  2. Email capture on social – You’ll often find that your customer database and your followers on social sites have significant overlap, but there will always be people who follow you on social sites that you don’t have in your database, especially valuable prospects who may not yet be customers. Engage them on social media in a way that encourages them to provide you with their email address. Competitions, surveys, free ebooks or other types of free content often work well. Using these tactics to acquire a following can lead to an unengaged and unresponsive following that’s not brand loyal, however these people are already following your brand on social and you’re simply adding another communication channel for them.
  3. Use the data – Now that you’ve got an email database and email addresses for those who follow you on social media you can start to look at the data. How many people overlap? How many are customers? How often do social followers buy our products compared to those who have signed up to our email database?  What percentage of Facebook fans are customers compared to Twitter followers?
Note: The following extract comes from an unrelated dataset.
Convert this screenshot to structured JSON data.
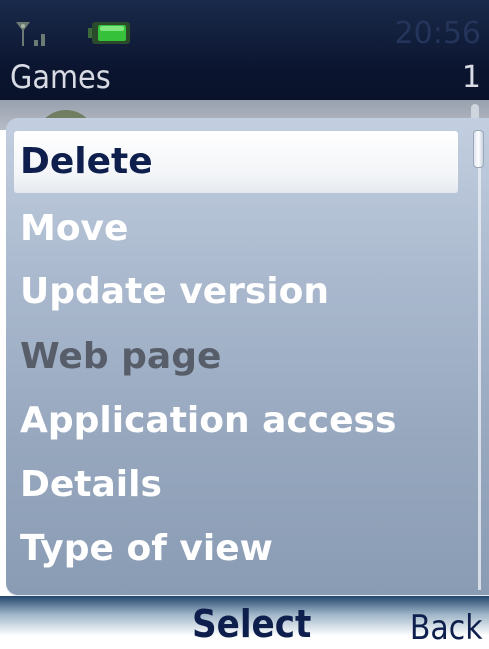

Asking these questions and finding the answers in the data will help you better understand your customers and prospects and inform future marketing campaigns.
  4. Make it easy for people to share – The fewer barriers for sharing content that customers have to overcome, the more they’ll share. Make sure that social icons are clearly visable around content that you want them to share. Don’t overwhelm people with Twitter, Facebook, LinkedIn, Pinterest, Bebo, Myspace and every other social site under the sun – focus on what’s best for your customers and serve that dynamically in emails if you have the option.
  5. Use social to access networks – One of your most powerful customer acquisition tools is your current customers. People who already buy and love your brand would be happy to share it with their closest 400 friends and family on Facebook, if only you made it easy for them. Pick a segment of your customers who are really engaged with a certain product and incentivise them to share it on social media. People who buy your products are highly likely to know similar people who are right in your target market. Utilise their network.
  6. Don’t duplicate content – You should be using your social presence and email databases for different types of communications. Email can be very specific and targeted, and almost a one-to-one conversation. Social should be used for broader engagement of your demographic on that site.
  7. Repurpose content – While it’s not okay to simply duplicate, it is a good idea to take great, inspiring content from social media and give it exposure in an email, especially customer generated content which people will trust much more than content that comes from your brand.